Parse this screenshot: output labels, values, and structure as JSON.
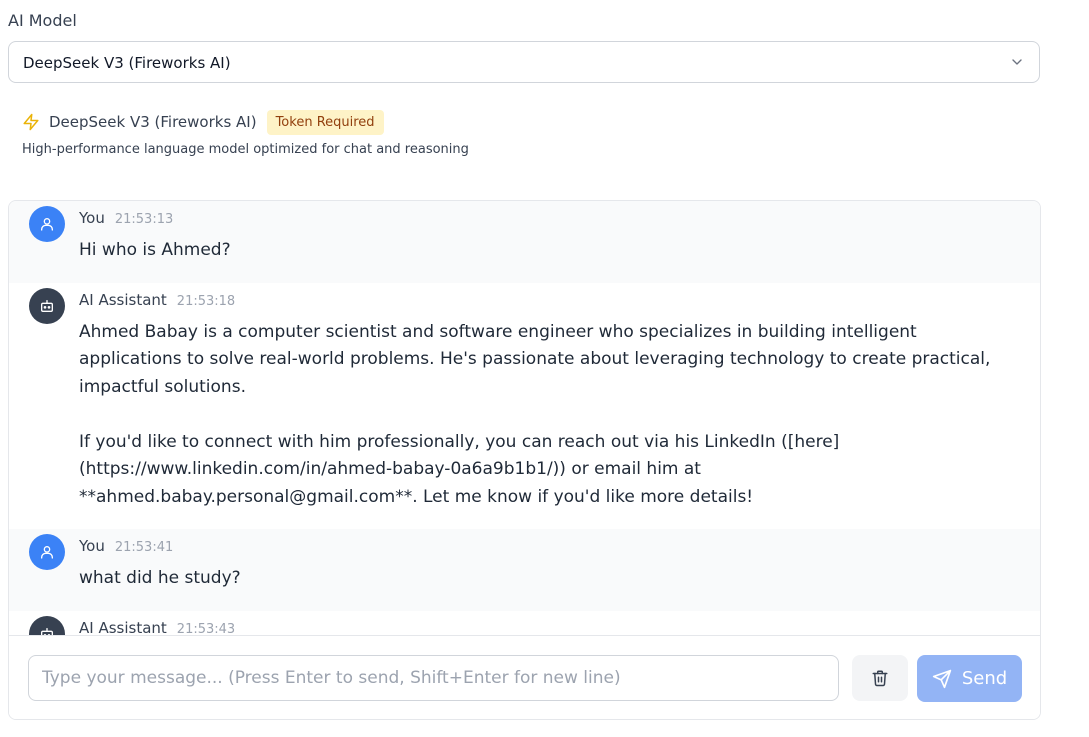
{
  "model_selector": {
    "label": "AI Model",
    "selected": "DeepSeek V3 (Fireworks AI)"
  },
  "model_info": {
    "name": "DeepSeek V3 (Fireworks AI)",
    "badge": "Token Required",
    "description": "High-performance language model optimized for chat and reasoning",
    "icon": "bolt-icon"
  },
  "messages": [
    {
      "role": "user",
      "sender": "You",
      "time": "21:53:13",
      "text": "Hi who is Ahmed?"
    },
    {
      "role": "ai",
      "sender": "AI Assistant",
      "time": "21:53:18",
      "text": "Ahmed Babay is a computer scientist and software engineer who specializes in building intelligent applications to solve real-world problems. He's passionate about leveraging technology to create practical, impactful solutions.\n\nIf you'd like to connect with him professionally, you can reach out via his LinkedIn ([here](https://www.linkedin.com/in/ahmed-babay-0a6a9b1b1/)) or email him at **ahmed.babay.personal@gmail.com**. Let me know if you'd like more details!"
    },
    {
      "role": "user",
      "sender": "You",
      "time": "21:53:41",
      "text": "what did he study?"
    },
    {
      "role": "ai",
      "sender": "AI Assistant",
      "time": "21:53:43",
      "text": ""
    }
  ],
  "composer": {
    "placeholder": "Type your message... (Press Enter to send, Shift+Enter for new line)",
    "value": "",
    "send_label": "Send"
  },
  "colors": {
    "user_avatar": "#3b82f6",
    "ai_avatar": "#374151",
    "badge_bg": "#fef3c7",
    "send_button": "#93b4f5"
  }
}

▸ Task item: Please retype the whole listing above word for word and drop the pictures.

▸ Result of the task:
Parse this screenshot: output labels, values, and structure as JSON.
{
  "model_selector": {
    "label": "AI Model",
    "selected": "DeepSeek V3 (Fireworks AI)"
  },
  "model_info": {
    "name": "DeepSeek V3 (Fireworks AI)",
    "badge": "Token Required",
    "description": "High-performance language model optimized for chat and reasoning",
    "icon": "bolt-icon"
  },
  "messages": [
    {
      "role": "user",
      "sender": "You",
      "time": "21:53:13",
      "text": "Hi who is Ahmed?"
    },
    {
      "role": "ai",
      "sender": "AI Assistant",
      "time": "21:53:18",
      "text": "Ahmed Babay is a computer scientist and software engineer who specializes in building intelligent applications to solve real-world problems. He's passionate about leveraging technology to create practical, impactful solutions.\n\nIf you'd like to connect with him professionally, you can reach out via his LinkedIn ([here](https://www.linkedin.com/in/ahmed-babay-0a6a9b1b1/)) or email him at **ahmed.babay.personal@gmail.com**. Let me know if you'd like more details!"
    },
    {
      "role": "user",
      "sender": "You",
      "time": "21:53:41",
      "text": "what did he study?"
    },
    {
      "role": "ai",
      "sender": "AI Assistant",
      "time": "21:53:43",
      "text": ""
    }
  ],
  "composer": {
    "placeholder": "Type your message... (Press Enter to send, Shift+Enter for new line)",
    "value": "",
    "send_label": "Send"
  },
  "colors": {
    "user_avatar": "#3b82f6",
    "ai_avatar": "#374151",
    "badge_bg": "#fef3c7",
    "send_button": "#93b4f5"
  }
}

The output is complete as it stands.